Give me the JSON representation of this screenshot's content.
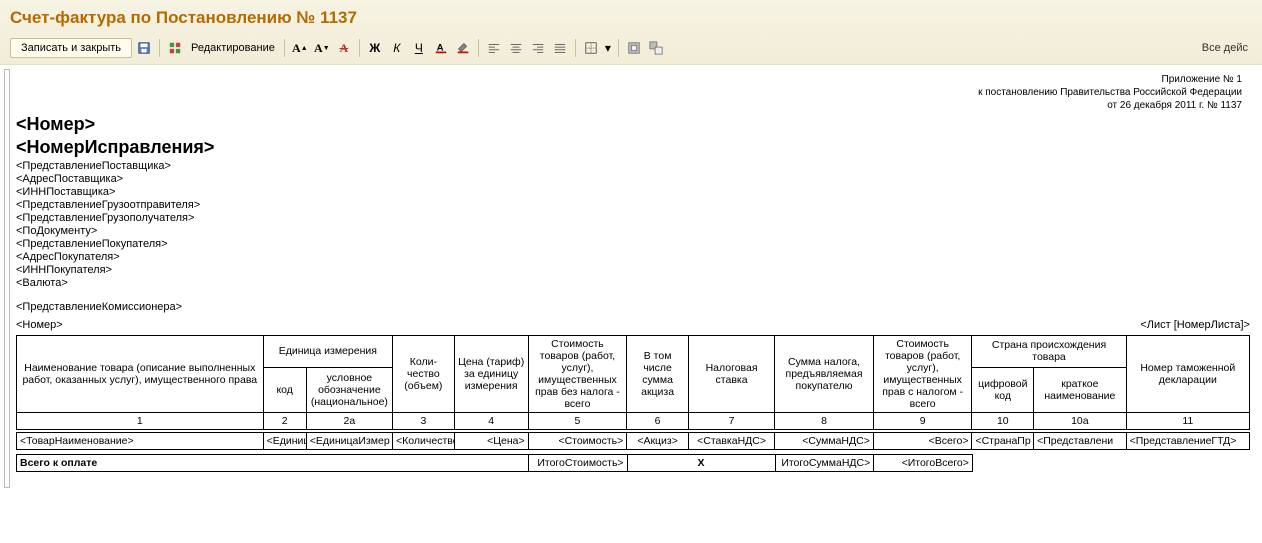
{
  "header": {
    "title": "Счет-фактура по Постановлению № 1137",
    "save_close": "Записать и закрыть",
    "edit": "Редактирование",
    "all_actions": "Все дейс"
  },
  "fmt": {
    "bold": "Ж",
    "italic": "К",
    "underline": "Ч"
  },
  "attachment": {
    "line1": "Приложение № 1",
    "line2": "к постановлению Правительства Российской Федерации",
    "line3": "от 26 декабря 2011 г. № 1137"
  },
  "fields": {
    "number": "<Номер>",
    "correction_number": "<НомерИсправления>",
    "supplier_repr": "<ПредставлениеПоставщика>",
    "supplier_addr": "<АдресПоставщика>",
    "supplier_inn": "<ИННПоставщика>",
    "shipper_repr": "<ПредставлениеГрузоотправителя>",
    "consignee_repr": "<ПредставлениеГрузополучателя>",
    "by_document": "<ПоДокументу>",
    "buyer_repr": "<ПредставлениеПокупателя>",
    "buyer_addr": "<АдресПокупателя>",
    "buyer_inn": "<ИННПокупателя>",
    "currency": "<Валюта>",
    "commissioner_repr": "<ПредставлениеКомиссионера>",
    "number2": "<Номер>",
    "sheet": "<Лист [НомерЛиста]>"
  },
  "cols": {
    "c1": "Наименование товара (описание выполненных работ, оказанных услуг), имущественного права",
    "c2group": "Единица измерения",
    "c2": "код",
    "c2a": "условное обозначение (национальное)",
    "c3": "Коли-чество (объем)",
    "c4": "Цена (тариф) за единицу измерения",
    "c5": "Стоимость товаров (работ, услуг), имущественных прав без налога - всего",
    "c6": "В том числе сумма акциза",
    "c7": "Налоговая ставка",
    "c8": "Сумма налога, предъявляемая покупателю",
    "c9": "Стоимость товаров (работ, услуг), имущественных прав с налогом - всего",
    "c10group": "Страна происхождения товара",
    "c10": "цифровой код",
    "c10a": "краткое наименование",
    "c11": "Номер таможенной декларации",
    "n1": "1",
    "n2": "2",
    "n2a": "2а",
    "n3": "3",
    "n4": "4",
    "n5": "5",
    "n6": "6",
    "n7": "7",
    "n8": "8",
    "n9": "9",
    "n10": "10",
    "n10a": "10а",
    "n11": "11"
  },
  "row": {
    "name": "<ТоварНаименование>",
    "unit_code": "<Единиц",
    "unit_name": "<ЕдиницаИзмер",
    "qty": "<Количество>",
    "price": "<Цена>",
    "cost": "<Стоимость>",
    "excise": "<Акциз>",
    "vat_rate": "<СтавкаНДС>",
    "vat_sum": "<СуммаНДС>",
    "total": "<Всего>",
    "country_code": "<СтранаПр",
    "country_name": "<Представлени",
    "gtd": "<ПредставлениеГТД>"
  },
  "totals": {
    "label": "Всего к оплате",
    "cost": "ИтогоСтоимость>",
    "excise_x": "X",
    "vat_sum": "ИтогоСуммаНДС>",
    "total": "<ИтогоВсего>"
  }
}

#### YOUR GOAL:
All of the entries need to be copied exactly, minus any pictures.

#### RESULT OF THIS TASK:
Give me the JSON representation of this screenshot's content.
{
  "header": {
    "title": "Счет-фактура по Постановлению № 1137",
    "save_close": "Записать и закрыть",
    "edit": "Редактирование",
    "all_actions": "Все дейс"
  },
  "fmt": {
    "bold": "Ж",
    "italic": "К",
    "underline": "Ч"
  },
  "attachment": {
    "line1": "Приложение № 1",
    "line2": "к постановлению Правительства Российской Федерации",
    "line3": "от 26 декабря 2011 г. № 1137"
  },
  "fields": {
    "number": "<Номер>",
    "correction_number": "<НомерИсправления>",
    "supplier_repr": "<ПредставлениеПоставщика>",
    "supplier_addr": "<АдресПоставщика>",
    "supplier_inn": "<ИННПоставщика>",
    "shipper_repr": "<ПредставлениеГрузоотправителя>",
    "consignee_repr": "<ПредставлениеГрузополучателя>",
    "by_document": "<ПоДокументу>",
    "buyer_repr": "<ПредставлениеПокупателя>",
    "buyer_addr": "<АдресПокупателя>",
    "buyer_inn": "<ИННПокупателя>",
    "currency": "<Валюта>",
    "commissioner_repr": "<ПредставлениеКомиссионера>",
    "number2": "<Номер>",
    "sheet": "<Лист [НомерЛиста]>"
  },
  "cols": {
    "c1": "Наименование товара (описание выполненных работ, оказанных услуг), имущественного права",
    "c2group": "Единица измерения",
    "c2": "код",
    "c2a": "условное обозначение (национальное)",
    "c3": "Коли-чество (объем)",
    "c4": "Цена (тариф) за единицу измерения",
    "c5": "Стоимость товаров (работ, услуг), имущественных прав без налога - всего",
    "c6": "В том числе сумма акциза",
    "c7": "Налоговая ставка",
    "c8": "Сумма налога, предъявляемая покупателю",
    "c9": "Стоимость товаров (работ, услуг), имущественных прав с налогом - всего",
    "c10group": "Страна происхождения товара",
    "c10": "цифровой код",
    "c10a": "краткое наименование",
    "c11": "Номер таможенной декларации",
    "n1": "1",
    "n2": "2",
    "n2a": "2а",
    "n3": "3",
    "n4": "4",
    "n5": "5",
    "n6": "6",
    "n7": "7",
    "n8": "8",
    "n9": "9",
    "n10": "10",
    "n10a": "10а",
    "n11": "11"
  },
  "row": {
    "name": "<ТоварНаименование>",
    "unit_code": "<Единиц",
    "unit_name": "<ЕдиницаИзмер",
    "qty": "<Количество>",
    "price": "<Цена>",
    "cost": "<Стоимость>",
    "excise": "<Акциз>",
    "vat_rate": "<СтавкаНДС>",
    "vat_sum": "<СуммаНДС>",
    "total": "<Всего>",
    "country_code": "<СтранаПр",
    "country_name": "<Представлени",
    "gtd": "<ПредставлениеГТД>"
  },
  "totals": {
    "label": "Всего к оплате",
    "cost": "ИтогоСтоимость>",
    "excise_x": "X",
    "vat_sum": "ИтогоСуммаНДС>",
    "total": "<ИтогоВсего>"
  }
}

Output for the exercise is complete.